#### What you will do
The response should be an exact copy of every record.

App and web page records
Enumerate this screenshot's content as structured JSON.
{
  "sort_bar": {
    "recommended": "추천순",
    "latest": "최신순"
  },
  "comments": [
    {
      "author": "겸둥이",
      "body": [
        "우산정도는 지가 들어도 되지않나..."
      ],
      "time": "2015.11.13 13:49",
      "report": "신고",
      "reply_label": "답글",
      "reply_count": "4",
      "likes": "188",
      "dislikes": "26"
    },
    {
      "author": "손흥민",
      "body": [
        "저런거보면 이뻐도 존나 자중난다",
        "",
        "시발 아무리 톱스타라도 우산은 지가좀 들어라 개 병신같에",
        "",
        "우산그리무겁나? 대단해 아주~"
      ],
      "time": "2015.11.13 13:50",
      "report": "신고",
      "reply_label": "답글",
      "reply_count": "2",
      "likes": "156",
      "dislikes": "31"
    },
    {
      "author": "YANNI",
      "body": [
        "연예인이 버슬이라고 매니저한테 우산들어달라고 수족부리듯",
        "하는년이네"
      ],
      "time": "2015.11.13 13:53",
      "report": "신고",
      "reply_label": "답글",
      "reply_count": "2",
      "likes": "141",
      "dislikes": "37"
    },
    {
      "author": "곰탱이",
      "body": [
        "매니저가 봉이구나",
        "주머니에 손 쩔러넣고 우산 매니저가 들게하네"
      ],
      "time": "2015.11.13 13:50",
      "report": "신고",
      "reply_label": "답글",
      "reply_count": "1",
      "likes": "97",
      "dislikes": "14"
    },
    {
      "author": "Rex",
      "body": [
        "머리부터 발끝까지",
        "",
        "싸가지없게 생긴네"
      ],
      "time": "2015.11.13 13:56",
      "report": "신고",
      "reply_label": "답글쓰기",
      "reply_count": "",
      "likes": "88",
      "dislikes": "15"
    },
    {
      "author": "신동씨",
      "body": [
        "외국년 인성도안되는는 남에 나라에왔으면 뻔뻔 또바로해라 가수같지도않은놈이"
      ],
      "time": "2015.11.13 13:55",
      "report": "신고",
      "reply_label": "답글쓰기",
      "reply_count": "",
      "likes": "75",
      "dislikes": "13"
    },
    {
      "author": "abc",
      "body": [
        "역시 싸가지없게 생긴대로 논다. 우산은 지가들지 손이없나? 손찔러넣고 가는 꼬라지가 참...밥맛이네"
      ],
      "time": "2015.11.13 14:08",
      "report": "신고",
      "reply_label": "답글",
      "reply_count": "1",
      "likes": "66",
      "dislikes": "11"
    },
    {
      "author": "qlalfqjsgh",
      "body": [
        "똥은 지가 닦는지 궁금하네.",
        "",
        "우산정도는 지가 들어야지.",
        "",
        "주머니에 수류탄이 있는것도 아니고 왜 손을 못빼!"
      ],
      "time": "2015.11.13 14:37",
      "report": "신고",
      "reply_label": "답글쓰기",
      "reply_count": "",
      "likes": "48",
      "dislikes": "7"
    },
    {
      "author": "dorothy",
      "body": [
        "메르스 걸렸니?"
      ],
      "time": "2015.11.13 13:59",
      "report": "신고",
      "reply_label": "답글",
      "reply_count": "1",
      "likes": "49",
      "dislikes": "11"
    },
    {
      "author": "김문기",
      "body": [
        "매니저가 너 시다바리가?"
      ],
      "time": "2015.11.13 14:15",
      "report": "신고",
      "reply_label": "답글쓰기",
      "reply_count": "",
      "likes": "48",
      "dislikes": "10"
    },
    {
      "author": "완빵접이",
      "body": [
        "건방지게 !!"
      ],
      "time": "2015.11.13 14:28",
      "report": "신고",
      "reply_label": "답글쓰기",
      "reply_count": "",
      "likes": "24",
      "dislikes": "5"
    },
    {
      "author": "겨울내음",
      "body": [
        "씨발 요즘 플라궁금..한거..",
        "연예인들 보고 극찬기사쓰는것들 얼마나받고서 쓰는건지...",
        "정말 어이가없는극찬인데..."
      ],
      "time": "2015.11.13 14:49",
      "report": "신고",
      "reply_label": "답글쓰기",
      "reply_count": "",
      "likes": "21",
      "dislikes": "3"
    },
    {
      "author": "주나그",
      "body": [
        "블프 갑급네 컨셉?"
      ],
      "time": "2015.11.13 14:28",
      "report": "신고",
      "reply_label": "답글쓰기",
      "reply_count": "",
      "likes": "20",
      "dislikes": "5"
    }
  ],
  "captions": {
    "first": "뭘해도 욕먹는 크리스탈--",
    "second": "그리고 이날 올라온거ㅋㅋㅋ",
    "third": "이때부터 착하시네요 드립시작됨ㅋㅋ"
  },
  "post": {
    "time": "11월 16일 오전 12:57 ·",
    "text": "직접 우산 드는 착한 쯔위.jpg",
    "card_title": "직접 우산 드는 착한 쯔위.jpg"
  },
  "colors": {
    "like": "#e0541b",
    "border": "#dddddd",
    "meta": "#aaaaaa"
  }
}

#### Response
Enumerate this screenshot's content as structured JSON.
{
  "sort_bar": {
    "recommended": "추천순",
    "latest": "최신순"
  },
  "comments": [
    {
      "author": "겸둥이",
      "body": [
        "우산정도는 지가 들어도 되지않나..."
      ],
      "time": "2015.11.13 13:49",
      "report": "신고",
      "reply_label": "답글",
      "reply_count": "4",
      "likes": "188",
      "dislikes": "26"
    },
    {
      "author": "손흥민",
      "body": [
        "저런거보면 이뻐도 존나 자중난다",
        "",
        "시발 아무리 톱스타라도 우산은 지가좀 들어라 개 병신같에",
        "",
        "우산그리무겁나? 대단해 아주~"
      ],
      "time": "2015.11.13 13:50",
      "report": "신고",
      "reply_label": "답글",
      "reply_count": "2",
      "likes": "156",
      "dislikes": "31"
    },
    {
      "author": "YANNI",
      "body": [
        "연예인이 버슬이라고 매니저한테 우산들어달라고 수족부리듯",
        "하는년이네"
      ],
      "time": "2015.11.13 13:53",
      "report": "신고",
      "reply_label": "답글",
      "reply_count": "2",
      "likes": "141",
      "dislikes": "37"
    },
    {
      "author": "곰탱이",
      "body": [
        "매니저가 봉이구나",
        "주머니에 손 쩔러넣고 우산 매니저가 들게하네"
      ],
      "time": "2015.11.13 13:50",
      "report": "신고",
      "reply_label": "답글",
      "reply_count": "1",
      "likes": "97",
      "dislikes": "14"
    },
    {
      "author": "Rex",
      "body": [
        "머리부터 발끝까지",
        "",
        "싸가지없게 생긴네"
      ],
      "time": "2015.11.13 13:56",
      "report": "신고",
      "reply_label": "답글쓰기",
      "reply_count": "",
      "likes": "88",
      "dislikes": "15"
    },
    {
      "author": "신동씨",
      "body": [
        "외국년 인성도안되는는 남에 나라에왔으면 뻔뻔 또바로해라 가수같지도않은놈이"
      ],
      "time": "2015.11.13 13:55",
      "report": "신고",
      "reply_label": "답글쓰기",
      "reply_count": "",
      "likes": "75",
      "dislikes": "13"
    },
    {
      "author": "abc",
      "body": [
        "역시 싸가지없게 생긴대로 논다. 우산은 지가들지 손이없나? 손찔러넣고 가는 꼬라지가 참...밥맛이네"
      ],
      "time": "2015.11.13 14:08",
      "report": "신고",
      "reply_label": "답글",
      "reply_count": "1",
      "likes": "66",
      "dislikes": "11"
    },
    {
      "author": "qlalfqjsgh",
      "body": [
        "똥은 지가 닦는지 궁금하네.",
        "",
        "우산정도는 지가 들어야지.",
        "",
        "주머니에 수류탄이 있는것도 아니고 왜 손을 못빼!"
      ],
      "time": "2015.11.13 14:37",
      "report": "신고",
      "reply_label": "답글쓰기",
      "reply_count": "",
      "likes": "48",
      "dislikes": "7"
    },
    {
      "author": "dorothy",
      "body": [
        "메르스 걸렸니?"
      ],
      "time": "2015.11.13 13:59",
      "report": "신고",
      "reply_label": "답글",
      "reply_count": "1",
      "likes": "49",
      "dislikes": "11"
    },
    {
      "author": "김문기",
      "body": [
        "매니저가 너 시다바리가?"
      ],
      "time": "2015.11.13 14:15",
      "report": "신고",
      "reply_label": "답글쓰기",
      "reply_count": "",
      "likes": "48",
      "dislikes": "10"
    },
    {
      "author": "완빵접이",
      "body": [
        "건방지게 !!"
      ],
      "time": "2015.11.13 14:28",
      "report": "신고",
      "reply_label": "답글쓰기",
      "reply_count": "",
      "likes": "24",
      "dislikes": "5"
    },
    {
      "author": "겨울내음",
      "body": [
        "씨발 요즘 플라궁금..한거..",
        "연예인들 보고 극찬기사쓰는것들 얼마나받고서 쓰는건지...",
        "정말 어이가없는극찬인데..."
      ],
      "time": "2015.11.13 14:49",
      "report": "신고",
      "reply_label": "답글쓰기",
      "reply_count": "",
      "likes": "21",
      "dislikes": "3"
    },
    {
      "author": "주나그",
      "body": [
        "블프 갑급네 컨셉?"
      ],
      "time": "2015.11.13 14:28",
      "report": "신고",
      "reply_label": "답글쓰기",
      "reply_count": "",
      "likes": "20",
      "dislikes": "5"
    }
  ],
  "captions": {
    "first": "뭘해도 욕먹는 크리스탈--",
    "second": "그리고 이날 올라온거ㅋㅋㅋ",
    "third": "이때부터 착하시네요 드립시작됨ㅋㅋ"
  },
  "post": {
    "time": "11월 16일 오전 12:57 ·",
    "text": "직접 우산 드는 착한 쯔위.jpg",
    "card_title": "직접 우산 드는 착한 쯔위.jpg"
  },
  "colors": {
    "like": "#e0541b",
    "border": "#dddddd",
    "meta": "#aaaaaa"
  }
}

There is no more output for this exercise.